Data extract section start
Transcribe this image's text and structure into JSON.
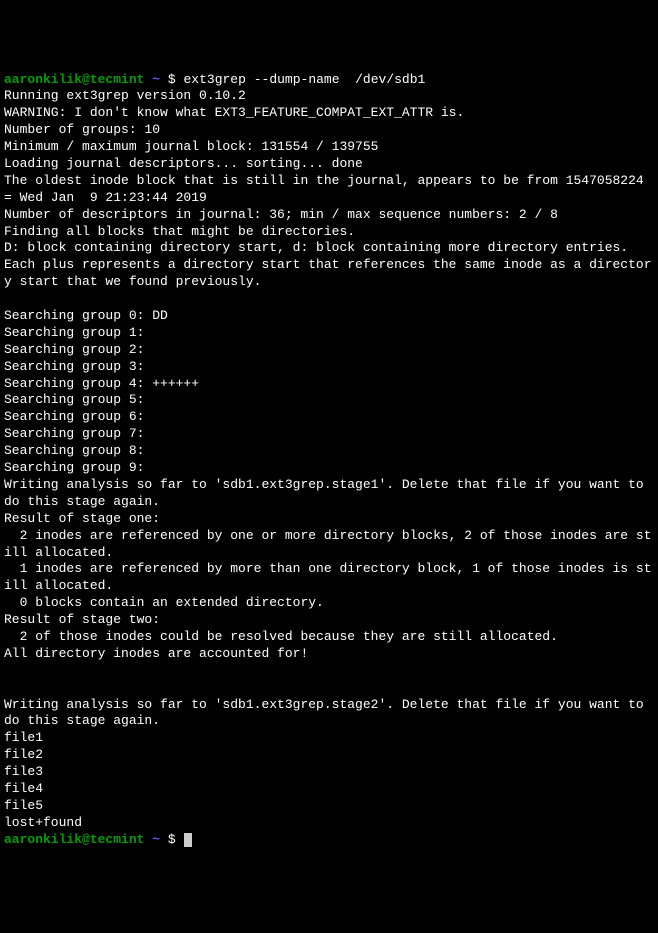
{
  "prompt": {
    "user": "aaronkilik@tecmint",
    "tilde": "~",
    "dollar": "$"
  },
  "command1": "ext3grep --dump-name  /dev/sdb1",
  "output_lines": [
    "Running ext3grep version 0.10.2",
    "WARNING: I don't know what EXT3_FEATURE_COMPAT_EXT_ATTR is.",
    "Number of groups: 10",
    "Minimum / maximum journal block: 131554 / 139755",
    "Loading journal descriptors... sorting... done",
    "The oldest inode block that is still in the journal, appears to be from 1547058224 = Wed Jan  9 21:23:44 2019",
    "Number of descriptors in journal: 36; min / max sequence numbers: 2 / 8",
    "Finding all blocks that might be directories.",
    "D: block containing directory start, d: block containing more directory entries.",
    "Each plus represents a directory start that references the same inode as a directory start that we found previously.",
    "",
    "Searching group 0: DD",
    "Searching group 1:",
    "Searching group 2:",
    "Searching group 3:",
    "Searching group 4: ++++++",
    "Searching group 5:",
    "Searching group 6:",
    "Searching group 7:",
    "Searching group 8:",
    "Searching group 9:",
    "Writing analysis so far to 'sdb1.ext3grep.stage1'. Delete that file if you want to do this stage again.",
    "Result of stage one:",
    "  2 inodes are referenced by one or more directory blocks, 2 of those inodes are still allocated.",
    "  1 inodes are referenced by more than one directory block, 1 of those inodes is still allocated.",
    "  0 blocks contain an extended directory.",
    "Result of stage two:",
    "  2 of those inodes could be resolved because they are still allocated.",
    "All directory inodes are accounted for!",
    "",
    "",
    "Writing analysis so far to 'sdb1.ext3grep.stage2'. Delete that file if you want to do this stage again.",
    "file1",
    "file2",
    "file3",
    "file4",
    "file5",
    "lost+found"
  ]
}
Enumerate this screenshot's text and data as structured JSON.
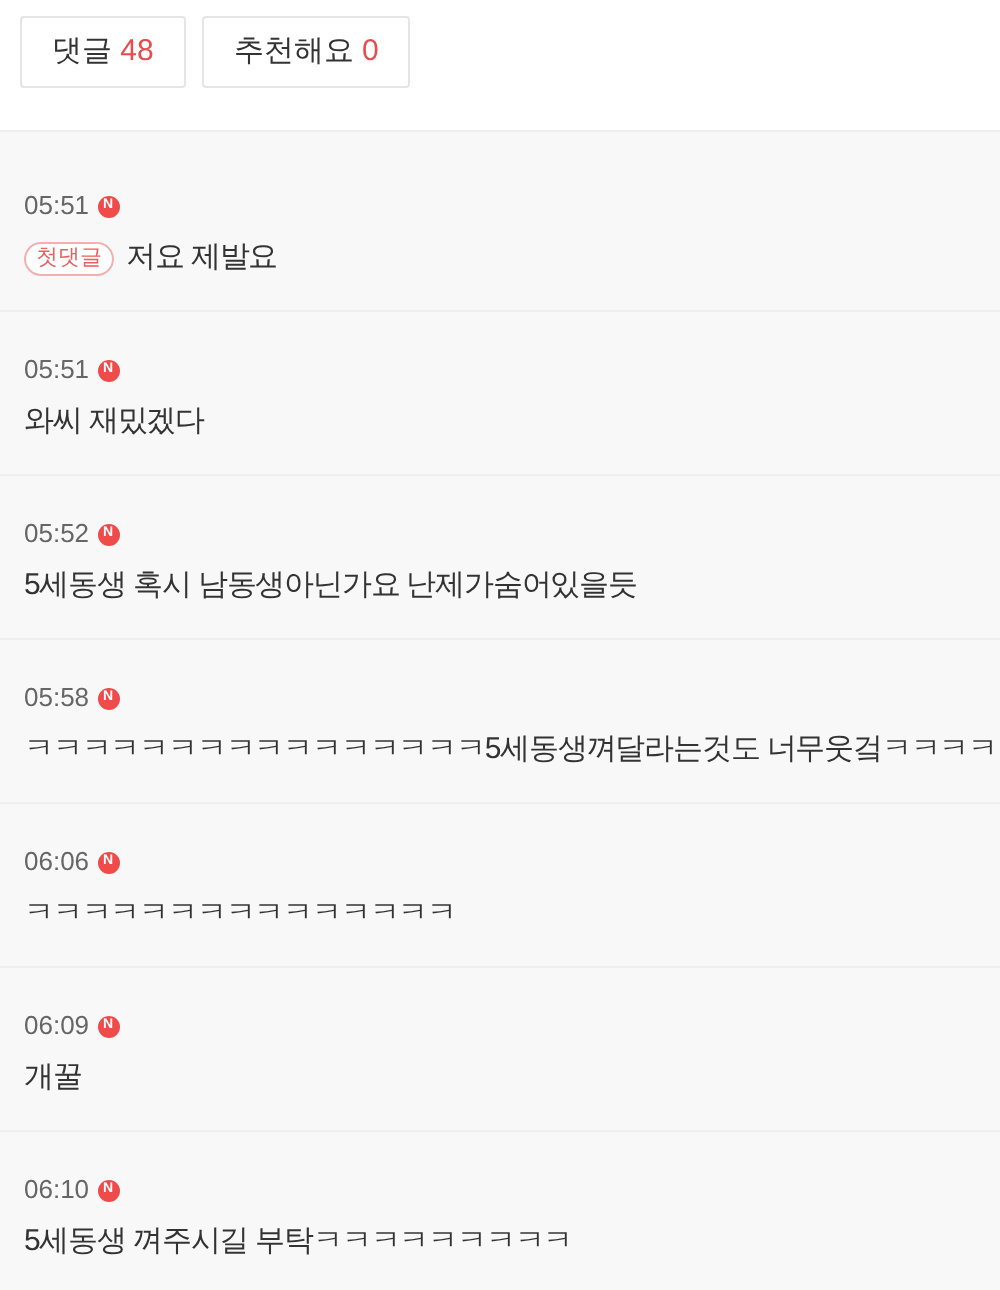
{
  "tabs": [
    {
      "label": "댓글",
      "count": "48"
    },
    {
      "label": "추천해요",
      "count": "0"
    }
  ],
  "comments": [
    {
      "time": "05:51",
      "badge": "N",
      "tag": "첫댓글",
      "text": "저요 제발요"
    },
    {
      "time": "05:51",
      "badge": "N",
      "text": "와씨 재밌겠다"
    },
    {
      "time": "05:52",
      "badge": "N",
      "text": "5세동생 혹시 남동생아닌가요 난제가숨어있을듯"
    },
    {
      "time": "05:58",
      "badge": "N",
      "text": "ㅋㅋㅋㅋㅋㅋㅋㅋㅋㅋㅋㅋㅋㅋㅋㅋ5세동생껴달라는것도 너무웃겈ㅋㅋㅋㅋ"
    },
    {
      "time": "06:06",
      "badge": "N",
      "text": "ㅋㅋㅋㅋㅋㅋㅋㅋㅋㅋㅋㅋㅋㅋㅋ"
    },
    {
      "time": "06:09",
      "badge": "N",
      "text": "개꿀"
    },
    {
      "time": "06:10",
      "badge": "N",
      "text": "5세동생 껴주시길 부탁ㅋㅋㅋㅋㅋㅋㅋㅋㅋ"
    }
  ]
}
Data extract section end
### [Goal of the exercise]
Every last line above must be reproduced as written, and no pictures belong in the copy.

### [Response]
Transcribe this image's text and structure into JSON.
{
  "prompt": {
    "user": "aaronkilik@tecmint",
    "tilde": "~",
    "dollar": "$"
  },
  "command1": "ext3grep --dump-name  /dev/sdb1",
  "output_lines": [
    "Running ext3grep version 0.10.2",
    "WARNING: I don't know what EXT3_FEATURE_COMPAT_EXT_ATTR is.",
    "Number of groups: 10",
    "Minimum / maximum journal block: 131554 / 139755",
    "Loading journal descriptors... sorting... done",
    "The oldest inode block that is still in the journal, appears to be from 1547058224 = Wed Jan  9 21:23:44 2019",
    "Number of descriptors in journal: 36; min / max sequence numbers: 2 / 8",
    "Finding all blocks that might be directories.",
    "D: block containing directory start, d: block containing more directory entries.",
    "Each plus represents a directory start that references the same inode as a directory start that we found previously.",
    "",
    "Searching group 0: DD",
    "Searching group 1:",
    "Searching group 2:",
    "Searching group 3:",
    "Searching group 4: ++++++",
    "Searching group 5:",
    "Searching group 6:",
    "Searching group 7:",
    "Searching group 8:",
    "Searching group 9:",
    "Writing analysis so far to 'sdb1.ext3grep.stage1'. Delete that file if you want to do this stage again.",
    "Result of stage one:",
    "  2 inodes are referenced by one or more directory blocks, 2 of those inodes are still allocated.",
    "  1 inodes are referenced by more than one directory block, 1 of those inodes is still allocated.",
    "  0 blocks contain an extended directory.",
    "Result of stage two:",
    "  2 of those inodes could be resolved because they are still allocated.",
    "All directory inodes are accounted for!",
    "",
    "",
    "Writing analysis so far to 'sdb1.ext3grep.stage2'. Delete that file if you want to do this stage again.",
    "file1",
    "file2",
    "file3",
    "file4",
    "file5",
    "lost+found"
  ]
}
Enumerate this screenshot's text and data as structured JSON.
{
  "tabs": [
    {
      "label": "댓글",
      "count": "48"
    },
    {
      "label": "추천해요",
      "count": "0"
    }
  ],
  "comments": [
    {
      "time": "05:51",
      "badge": "N",
      "tag": "첫댓글",
      "text": "저요 제발요"
    },
    {
      "time": "05:51",
      "badge": "N",
      "text": "와씨 재밌겠다"
    },
    {
      "time": "05:52",
      "badge": "N",
      "text": "5세동생 혹시 남동생아닌가요 난제가숨어있을듯"
    },
    {
      "time": "05:58",
      "badge": "N",
      "text": "ㅋㅋㅋㅋㅋㅋㅋㅋㅋㅋㅋㅋㅋㅋㅋㅋ5세동생껴달라는것도 너무웃겈ㅋㅋㅋㅋ"
    },
    {
      "time": "06:06",
      "badge": "N",
      "text": "ㅋㅋㅋㅋㅋㅋㅋㅋㅋㅋㅋㅋㅋㅋㅋ"
    },
    {
      "time": "06:09",
      "badge": "N",
      "text": "개꿀"
    },
    {
      "time": "06:10",
      "badge": "N",
      "text": "5세동생 껴주시길 부탁ㅋㅋㅋㅋㅋㅋㅋㅋㅋ"
    }
  ]
}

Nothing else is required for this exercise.